Predicting educational success and attrition in problem-based learning: Do first impressions count?
This study examines whether tutors (N = 15) in a problem-based learning curriculum were able to predict students' success in their first year and their entire bachelor programme. Tutors were asked to rate each student in their tutorial group in terms of the chance that this student would successfully finish their first year and the entire bachelor programme. The results indicated that tutors can predict students' first-year success and attrition in the bachelor programme, even on top of prior grades. Moreover, tutors seem to be better at predicting completion of the first year and bachelor programme versus failure or non-completion. The results suggest that tutors can assess whether students will be successful at an early stage of the programme. Tutor judgments of students' future success have the potential to be used as an additional source of information to identify students at risk of leaving college without a degree.
|Keywords||attrition, educational success, higher education, problem-based learning, teacher judgments|
|Persistent URL||dx.doi.org/10.1080/03075079.2012.754856, hdl.handle.net/1765/65285|
|Series||ERIM Top-Core Articles|
|Journal||Studies in Higher Education|
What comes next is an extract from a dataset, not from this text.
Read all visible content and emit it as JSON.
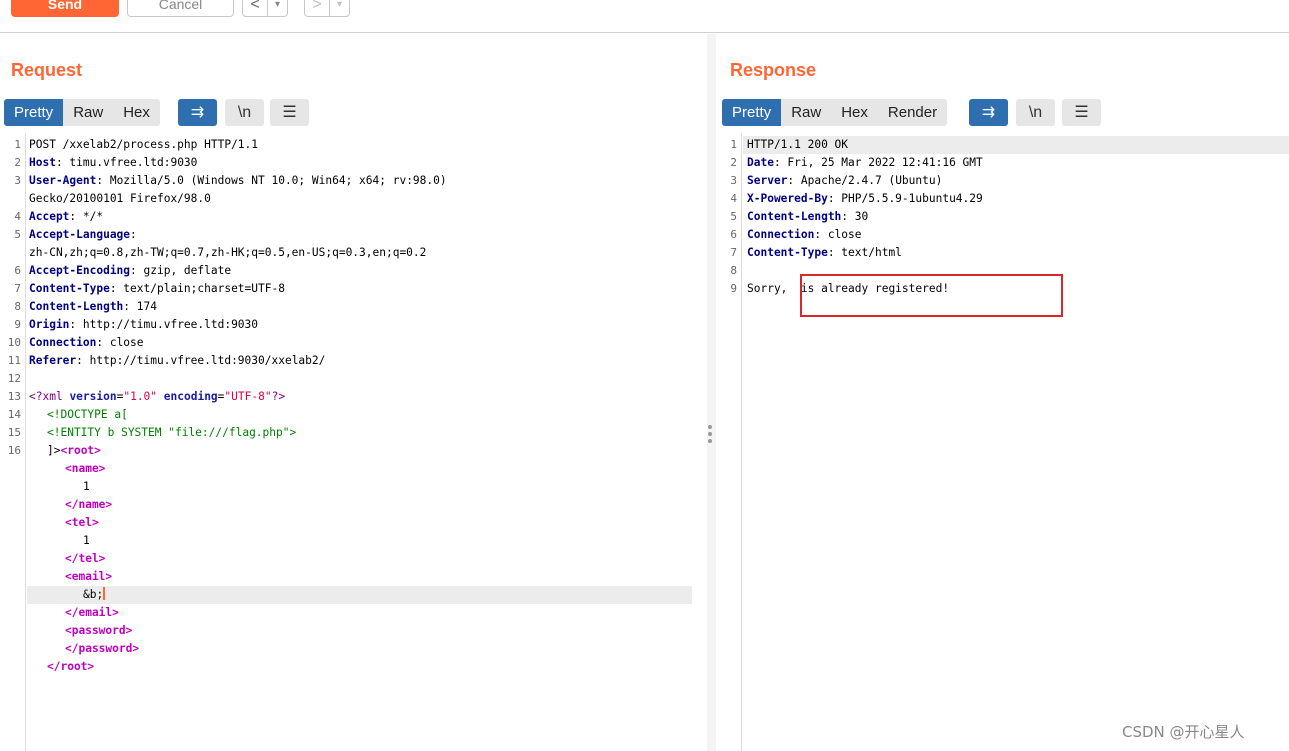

Wijnia, L, Loyens, S.M.M, Derous, E, Koendjie, N.S, & Schmidt, H.G. (2013). Predicting educational success and attrition in problem-based learning: Do first impressions count?. Studies in Higher Education. doi:10.1080/03075079.2012.754856